Was Refusal To Seat In Booth Discrimination?
January 15, 2004
KITTREDGE, COLORADO--A restaurant owner and a would-be customer are squaring off over a question of accommodation for people whose disabilities are not visible, the Evergreen Canyon Courier reported Thursday.
T.G. Spirit claims that he and a friend recently walked into the Country Road Cafe for breakfast and asked to sit in a booth. There was one booth left, but the waitress offered to seat the couple at a table instead. Spirit explained that he could not sit in a chair because of a back injury. The waitress explained that booths were reserved for parties of four or more, and again offered him a table. When Spirit noticed that two of the booths had just two people seated, he and his friend left.
Spirit later called the owner to inform him that, under the Americans with Disabilities Act, he was required to make reasonable accommodations to patrons with disabilities. According to Spirit, the owner got defensive and told him it was not his responsibility to make Spirit comfortable.
"A simple 'I'm sorry' would have settled it," said Spirit, who is filing a discrimination complaint against the cafe with the Department of Justice.
"It was a really rude thing to do to someone," he told the Courier.

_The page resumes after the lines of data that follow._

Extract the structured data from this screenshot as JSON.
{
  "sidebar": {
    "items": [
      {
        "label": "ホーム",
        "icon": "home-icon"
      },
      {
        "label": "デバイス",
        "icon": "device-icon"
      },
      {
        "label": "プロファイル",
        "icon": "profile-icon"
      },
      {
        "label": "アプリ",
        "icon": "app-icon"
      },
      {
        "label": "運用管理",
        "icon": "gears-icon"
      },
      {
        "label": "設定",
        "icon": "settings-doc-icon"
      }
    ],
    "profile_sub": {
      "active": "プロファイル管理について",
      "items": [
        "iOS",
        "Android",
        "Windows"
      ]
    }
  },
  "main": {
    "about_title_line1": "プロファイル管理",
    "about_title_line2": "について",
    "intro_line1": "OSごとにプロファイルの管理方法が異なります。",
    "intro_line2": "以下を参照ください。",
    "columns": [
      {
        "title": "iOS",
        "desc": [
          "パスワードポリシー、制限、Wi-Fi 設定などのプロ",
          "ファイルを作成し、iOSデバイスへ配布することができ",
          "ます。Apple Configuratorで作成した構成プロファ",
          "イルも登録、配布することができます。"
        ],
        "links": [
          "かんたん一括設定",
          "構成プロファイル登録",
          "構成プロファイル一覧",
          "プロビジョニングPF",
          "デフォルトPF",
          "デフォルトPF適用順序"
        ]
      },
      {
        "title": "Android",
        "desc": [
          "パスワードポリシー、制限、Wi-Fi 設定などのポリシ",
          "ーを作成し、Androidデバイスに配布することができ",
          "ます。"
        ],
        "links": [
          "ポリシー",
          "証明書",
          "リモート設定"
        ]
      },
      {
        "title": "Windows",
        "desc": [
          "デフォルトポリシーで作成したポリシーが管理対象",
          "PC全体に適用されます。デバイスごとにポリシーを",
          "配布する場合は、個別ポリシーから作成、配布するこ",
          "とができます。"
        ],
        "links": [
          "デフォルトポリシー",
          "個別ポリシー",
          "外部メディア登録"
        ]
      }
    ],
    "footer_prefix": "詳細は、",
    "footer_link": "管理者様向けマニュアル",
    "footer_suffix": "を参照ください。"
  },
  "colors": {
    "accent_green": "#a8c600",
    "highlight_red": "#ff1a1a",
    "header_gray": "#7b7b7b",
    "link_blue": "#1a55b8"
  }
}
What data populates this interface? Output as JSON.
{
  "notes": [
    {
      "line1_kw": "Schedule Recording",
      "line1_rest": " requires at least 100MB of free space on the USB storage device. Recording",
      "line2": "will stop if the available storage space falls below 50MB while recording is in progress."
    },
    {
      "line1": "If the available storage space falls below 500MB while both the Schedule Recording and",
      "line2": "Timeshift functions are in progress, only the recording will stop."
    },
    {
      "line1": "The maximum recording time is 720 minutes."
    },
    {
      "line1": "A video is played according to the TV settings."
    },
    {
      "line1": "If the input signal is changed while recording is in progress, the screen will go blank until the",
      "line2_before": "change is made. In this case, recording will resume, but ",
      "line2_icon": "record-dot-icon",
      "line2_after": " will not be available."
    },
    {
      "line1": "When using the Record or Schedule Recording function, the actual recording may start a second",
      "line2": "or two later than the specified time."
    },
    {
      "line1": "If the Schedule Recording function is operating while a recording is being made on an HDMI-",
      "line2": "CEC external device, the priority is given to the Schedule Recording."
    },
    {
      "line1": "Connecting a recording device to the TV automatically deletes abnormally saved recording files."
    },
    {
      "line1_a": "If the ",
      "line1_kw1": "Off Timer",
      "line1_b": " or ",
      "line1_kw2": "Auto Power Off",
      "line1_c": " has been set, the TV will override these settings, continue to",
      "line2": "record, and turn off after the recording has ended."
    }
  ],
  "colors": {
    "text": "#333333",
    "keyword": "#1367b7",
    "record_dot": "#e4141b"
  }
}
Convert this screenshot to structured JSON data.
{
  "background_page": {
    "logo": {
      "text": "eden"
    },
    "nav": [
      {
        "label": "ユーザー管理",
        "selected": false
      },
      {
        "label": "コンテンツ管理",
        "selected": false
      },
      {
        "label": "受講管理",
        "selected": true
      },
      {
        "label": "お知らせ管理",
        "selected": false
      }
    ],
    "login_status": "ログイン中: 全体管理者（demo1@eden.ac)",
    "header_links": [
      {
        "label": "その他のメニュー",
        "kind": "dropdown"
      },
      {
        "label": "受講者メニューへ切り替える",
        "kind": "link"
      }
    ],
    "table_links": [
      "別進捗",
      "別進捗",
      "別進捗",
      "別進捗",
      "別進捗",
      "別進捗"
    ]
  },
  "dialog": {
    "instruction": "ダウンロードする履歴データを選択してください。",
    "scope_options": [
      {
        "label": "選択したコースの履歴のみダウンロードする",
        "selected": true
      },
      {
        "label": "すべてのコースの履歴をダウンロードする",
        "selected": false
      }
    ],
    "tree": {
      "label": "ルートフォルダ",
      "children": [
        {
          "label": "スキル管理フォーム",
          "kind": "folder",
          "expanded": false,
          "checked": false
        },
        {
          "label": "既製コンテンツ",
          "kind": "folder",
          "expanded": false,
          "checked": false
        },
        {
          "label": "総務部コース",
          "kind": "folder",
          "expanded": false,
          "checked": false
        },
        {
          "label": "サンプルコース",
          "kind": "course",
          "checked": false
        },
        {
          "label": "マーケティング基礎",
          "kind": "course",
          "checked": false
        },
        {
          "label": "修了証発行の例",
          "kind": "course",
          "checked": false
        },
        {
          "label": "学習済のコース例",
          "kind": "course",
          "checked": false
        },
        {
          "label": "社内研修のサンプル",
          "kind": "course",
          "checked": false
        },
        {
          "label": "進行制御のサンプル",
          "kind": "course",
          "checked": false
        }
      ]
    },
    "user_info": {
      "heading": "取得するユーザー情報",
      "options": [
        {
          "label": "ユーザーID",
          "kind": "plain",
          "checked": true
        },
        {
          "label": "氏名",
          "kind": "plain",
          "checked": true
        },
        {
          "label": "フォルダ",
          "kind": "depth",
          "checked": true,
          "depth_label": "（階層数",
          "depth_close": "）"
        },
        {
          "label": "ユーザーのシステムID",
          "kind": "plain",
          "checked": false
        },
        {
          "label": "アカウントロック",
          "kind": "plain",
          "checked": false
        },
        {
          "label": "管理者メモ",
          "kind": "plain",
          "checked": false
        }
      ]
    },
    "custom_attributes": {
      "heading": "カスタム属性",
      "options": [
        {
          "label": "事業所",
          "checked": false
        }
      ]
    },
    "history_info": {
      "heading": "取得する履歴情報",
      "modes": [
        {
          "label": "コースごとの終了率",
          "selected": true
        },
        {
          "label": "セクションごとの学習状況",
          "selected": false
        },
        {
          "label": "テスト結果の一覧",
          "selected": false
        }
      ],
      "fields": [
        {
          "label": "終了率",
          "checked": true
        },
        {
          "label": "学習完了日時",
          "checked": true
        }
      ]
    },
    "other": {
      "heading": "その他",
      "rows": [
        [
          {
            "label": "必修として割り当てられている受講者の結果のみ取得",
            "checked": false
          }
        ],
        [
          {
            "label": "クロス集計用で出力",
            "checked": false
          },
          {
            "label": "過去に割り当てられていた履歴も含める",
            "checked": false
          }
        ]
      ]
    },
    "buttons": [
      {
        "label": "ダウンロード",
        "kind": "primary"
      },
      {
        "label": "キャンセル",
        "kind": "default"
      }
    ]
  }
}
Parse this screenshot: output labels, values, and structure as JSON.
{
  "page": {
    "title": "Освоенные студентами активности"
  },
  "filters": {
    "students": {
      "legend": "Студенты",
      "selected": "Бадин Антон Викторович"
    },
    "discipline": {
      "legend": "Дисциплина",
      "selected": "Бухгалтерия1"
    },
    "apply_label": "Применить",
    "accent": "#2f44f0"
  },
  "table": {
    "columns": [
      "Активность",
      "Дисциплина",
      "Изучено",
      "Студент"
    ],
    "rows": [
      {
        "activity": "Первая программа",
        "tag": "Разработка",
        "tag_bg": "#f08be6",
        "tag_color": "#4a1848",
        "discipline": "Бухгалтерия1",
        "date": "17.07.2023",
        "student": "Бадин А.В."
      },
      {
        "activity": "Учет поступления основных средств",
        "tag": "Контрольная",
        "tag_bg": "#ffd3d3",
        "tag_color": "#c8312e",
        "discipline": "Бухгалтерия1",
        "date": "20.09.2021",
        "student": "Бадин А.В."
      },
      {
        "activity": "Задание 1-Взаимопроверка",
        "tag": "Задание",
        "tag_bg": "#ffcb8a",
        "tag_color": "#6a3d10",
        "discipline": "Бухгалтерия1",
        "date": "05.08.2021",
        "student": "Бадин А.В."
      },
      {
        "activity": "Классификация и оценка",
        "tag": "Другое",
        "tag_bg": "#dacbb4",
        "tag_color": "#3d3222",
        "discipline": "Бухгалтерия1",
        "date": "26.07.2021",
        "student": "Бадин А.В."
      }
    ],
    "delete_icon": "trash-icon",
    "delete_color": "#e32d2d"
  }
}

Mark Finn, who owns the cafe with his wife, disputes Spirit's claim that the booths had less than four customers. According to Finn, Spirit did not mention his disability and did not say he could not sit at a table.
"He literally turned around and walked out," said Finn, who added that he was surprised at the accusations, especially considering that he spent $10,000 putting in a ramp and handrails for his patrons with disabilities.
"I truly don't think I did anything wrong, and if I did, I want to know about it," Finn explained.
Julie Reiskin, the director of the Colorado Cross-Disability Coalition, discussed some of the aspects of the ADA that might apply in this case.
"Restaurant seating situation prompts ADA clarification" (Canyon Courier)